The closing chapter draws together the threads of evidence in the context of Leslie Howsam’s memories of a prolonged investigation and her informed speculation about Eliza Orme’s ambitions. It describes Howsam’s return, after retirement and during the Covid pandemic, to the study of Orme in the dual context of a transformed (digital) research environment and a renewed academic interest in women’s professional lives. One such thread is ‘Loyalty, logic, and strategy: the case of Charles Dilke’s divorce scandal’, where the strong circumstantial evidence of Orme’s professional involvement is discussed. Another is ‘Speculation: Eliza’s thwarted ambition’ which adduces the argument that Orme might have been aiming for election as part of the first cohort of women members of Parliament. Turning to the questions of identity that have framed the book as a whole, the following sections ask: ‘Who was Eliza to her friends and family?’, ‘Who was Miss Orme to lawyers (then and now)?’ and ‘Who was she to posterity?’.

The chapter concludes that Eliza Orme was an independent single professional woman in public life; she described herself as ‘hopelessly practical’ while aiming to do first one, and then another unthinkable job for a woman of her time, initially to be a lawyer, and perhaps also to be a politician, on equal terms with men.


Leslie Howsam

Emerita Distinguished University Professor at University of Windsor
Senior Research Fellow in the Centre for Digital Humanities at Toronto Metropolitan University

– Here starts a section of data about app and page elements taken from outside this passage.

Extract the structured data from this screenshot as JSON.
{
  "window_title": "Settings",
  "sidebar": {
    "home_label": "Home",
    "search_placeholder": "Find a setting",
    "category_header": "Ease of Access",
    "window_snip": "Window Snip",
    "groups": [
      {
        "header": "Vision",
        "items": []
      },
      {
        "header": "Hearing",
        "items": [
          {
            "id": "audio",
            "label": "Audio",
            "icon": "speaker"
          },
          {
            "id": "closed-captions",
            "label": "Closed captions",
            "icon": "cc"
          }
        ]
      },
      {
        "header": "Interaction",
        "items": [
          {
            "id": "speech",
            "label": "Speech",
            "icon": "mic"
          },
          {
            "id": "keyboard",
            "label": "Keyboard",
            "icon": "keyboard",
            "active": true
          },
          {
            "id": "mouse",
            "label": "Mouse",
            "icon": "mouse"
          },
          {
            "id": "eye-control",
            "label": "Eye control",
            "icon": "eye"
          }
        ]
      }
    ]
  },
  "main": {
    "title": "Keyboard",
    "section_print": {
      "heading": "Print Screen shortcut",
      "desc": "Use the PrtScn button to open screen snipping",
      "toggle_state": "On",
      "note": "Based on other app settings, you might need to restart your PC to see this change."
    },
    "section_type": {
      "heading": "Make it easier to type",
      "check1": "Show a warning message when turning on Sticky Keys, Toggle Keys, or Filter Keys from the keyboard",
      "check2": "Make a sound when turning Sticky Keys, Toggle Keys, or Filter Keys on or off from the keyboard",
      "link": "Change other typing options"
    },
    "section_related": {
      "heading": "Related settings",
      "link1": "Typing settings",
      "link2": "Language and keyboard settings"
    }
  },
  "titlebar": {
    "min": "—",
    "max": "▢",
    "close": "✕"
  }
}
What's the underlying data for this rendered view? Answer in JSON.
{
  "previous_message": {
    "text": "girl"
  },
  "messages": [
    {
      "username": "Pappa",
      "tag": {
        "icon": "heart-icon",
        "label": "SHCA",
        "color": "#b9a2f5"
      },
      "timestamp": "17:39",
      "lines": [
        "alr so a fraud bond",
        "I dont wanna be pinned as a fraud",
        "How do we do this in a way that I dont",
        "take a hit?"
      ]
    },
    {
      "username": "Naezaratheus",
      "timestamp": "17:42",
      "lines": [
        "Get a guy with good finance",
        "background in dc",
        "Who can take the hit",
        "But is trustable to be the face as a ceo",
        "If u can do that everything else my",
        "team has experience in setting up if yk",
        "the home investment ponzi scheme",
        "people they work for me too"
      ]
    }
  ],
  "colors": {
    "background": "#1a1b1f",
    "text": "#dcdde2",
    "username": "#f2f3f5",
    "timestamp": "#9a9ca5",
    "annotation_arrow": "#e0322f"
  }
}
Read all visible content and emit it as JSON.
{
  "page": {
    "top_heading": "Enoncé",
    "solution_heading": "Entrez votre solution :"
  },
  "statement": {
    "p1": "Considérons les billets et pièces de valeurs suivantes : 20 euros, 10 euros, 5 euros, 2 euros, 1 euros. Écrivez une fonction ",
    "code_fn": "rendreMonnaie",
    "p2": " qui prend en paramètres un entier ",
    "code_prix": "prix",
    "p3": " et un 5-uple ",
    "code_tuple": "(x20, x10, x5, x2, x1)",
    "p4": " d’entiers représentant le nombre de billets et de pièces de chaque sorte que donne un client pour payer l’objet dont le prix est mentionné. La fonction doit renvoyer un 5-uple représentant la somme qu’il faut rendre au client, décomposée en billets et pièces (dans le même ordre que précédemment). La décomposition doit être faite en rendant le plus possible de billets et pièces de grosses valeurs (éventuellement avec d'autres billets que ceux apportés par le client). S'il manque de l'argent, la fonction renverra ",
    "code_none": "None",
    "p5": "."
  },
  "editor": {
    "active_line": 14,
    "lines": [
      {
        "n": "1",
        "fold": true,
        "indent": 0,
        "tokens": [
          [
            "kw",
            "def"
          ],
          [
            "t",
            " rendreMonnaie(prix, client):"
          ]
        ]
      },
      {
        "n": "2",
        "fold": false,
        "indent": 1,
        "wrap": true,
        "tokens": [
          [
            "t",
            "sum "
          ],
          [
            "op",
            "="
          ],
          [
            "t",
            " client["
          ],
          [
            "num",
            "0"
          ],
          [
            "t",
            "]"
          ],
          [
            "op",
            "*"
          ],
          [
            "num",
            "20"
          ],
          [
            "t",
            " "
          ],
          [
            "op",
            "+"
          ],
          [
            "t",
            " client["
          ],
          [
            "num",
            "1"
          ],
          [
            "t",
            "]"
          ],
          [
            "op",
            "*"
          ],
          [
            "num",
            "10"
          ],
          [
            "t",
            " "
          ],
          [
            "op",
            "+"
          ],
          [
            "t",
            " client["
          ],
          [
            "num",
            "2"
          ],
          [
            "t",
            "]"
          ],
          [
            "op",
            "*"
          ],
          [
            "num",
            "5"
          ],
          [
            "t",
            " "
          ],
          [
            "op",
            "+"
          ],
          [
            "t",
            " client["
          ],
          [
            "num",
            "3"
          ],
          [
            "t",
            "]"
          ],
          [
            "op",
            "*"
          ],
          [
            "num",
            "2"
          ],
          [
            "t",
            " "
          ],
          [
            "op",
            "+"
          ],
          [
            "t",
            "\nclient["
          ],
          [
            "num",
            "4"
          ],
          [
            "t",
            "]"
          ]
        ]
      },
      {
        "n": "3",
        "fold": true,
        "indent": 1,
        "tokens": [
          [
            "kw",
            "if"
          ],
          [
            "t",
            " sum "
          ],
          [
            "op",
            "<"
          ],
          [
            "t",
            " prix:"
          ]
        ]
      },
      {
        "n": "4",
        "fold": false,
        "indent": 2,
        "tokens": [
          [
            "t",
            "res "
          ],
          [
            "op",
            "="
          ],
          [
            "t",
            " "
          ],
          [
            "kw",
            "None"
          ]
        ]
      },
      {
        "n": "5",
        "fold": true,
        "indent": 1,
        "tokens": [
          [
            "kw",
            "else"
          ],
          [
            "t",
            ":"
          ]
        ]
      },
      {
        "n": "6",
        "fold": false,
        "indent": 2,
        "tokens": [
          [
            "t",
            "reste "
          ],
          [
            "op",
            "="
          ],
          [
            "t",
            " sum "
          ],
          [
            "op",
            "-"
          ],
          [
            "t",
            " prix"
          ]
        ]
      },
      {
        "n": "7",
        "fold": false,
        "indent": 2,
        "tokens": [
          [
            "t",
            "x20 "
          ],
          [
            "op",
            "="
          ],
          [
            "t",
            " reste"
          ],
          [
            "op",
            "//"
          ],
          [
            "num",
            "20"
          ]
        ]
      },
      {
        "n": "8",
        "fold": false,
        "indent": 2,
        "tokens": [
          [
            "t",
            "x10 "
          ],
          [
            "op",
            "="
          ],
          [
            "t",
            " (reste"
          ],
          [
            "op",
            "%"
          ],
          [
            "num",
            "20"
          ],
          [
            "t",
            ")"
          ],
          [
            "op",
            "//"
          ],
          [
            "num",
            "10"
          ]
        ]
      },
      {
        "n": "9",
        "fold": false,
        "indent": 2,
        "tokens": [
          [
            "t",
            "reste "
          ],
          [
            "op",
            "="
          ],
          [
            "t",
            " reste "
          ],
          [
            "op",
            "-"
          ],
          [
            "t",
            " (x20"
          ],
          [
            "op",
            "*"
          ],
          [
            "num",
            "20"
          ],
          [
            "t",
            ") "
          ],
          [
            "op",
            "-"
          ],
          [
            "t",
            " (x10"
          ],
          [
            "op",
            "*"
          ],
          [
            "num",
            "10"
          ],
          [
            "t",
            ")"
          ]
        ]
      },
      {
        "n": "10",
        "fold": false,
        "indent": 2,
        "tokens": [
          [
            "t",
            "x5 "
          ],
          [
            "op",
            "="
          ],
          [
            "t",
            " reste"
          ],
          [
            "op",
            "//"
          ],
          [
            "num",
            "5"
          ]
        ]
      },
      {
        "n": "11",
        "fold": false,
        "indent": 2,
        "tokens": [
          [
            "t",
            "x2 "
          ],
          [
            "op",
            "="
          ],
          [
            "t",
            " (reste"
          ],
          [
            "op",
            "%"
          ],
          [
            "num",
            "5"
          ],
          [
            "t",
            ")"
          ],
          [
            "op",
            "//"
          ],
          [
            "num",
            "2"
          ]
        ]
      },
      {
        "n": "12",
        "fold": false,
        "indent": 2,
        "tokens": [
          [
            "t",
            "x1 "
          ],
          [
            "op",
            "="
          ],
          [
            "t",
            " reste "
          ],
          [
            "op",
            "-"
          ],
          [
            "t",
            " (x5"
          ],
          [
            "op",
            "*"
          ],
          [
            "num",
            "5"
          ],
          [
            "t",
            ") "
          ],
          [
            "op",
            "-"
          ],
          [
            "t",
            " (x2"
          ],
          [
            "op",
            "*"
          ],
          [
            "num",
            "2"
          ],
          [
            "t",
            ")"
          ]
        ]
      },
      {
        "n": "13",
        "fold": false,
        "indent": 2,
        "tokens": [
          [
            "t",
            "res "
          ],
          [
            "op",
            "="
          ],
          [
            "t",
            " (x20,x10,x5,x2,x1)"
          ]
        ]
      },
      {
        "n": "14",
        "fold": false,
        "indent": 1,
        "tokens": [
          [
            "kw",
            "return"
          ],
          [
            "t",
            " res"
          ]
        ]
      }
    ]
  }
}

Leslie Howsam is a Fellow of the Royal Society of Canada and Emerita Distinguished University Professor at the University of Windsor (as well as Senior Research Fellow in the Centre for Digital Humanities at Toronto Metropolitan University). Her most recent book is the Cambridge Companion to the History of the Book (2015); her best-known book is Old Books & New Histories: An Orientation to Studies in Book and Print Culture (2006). For further information please see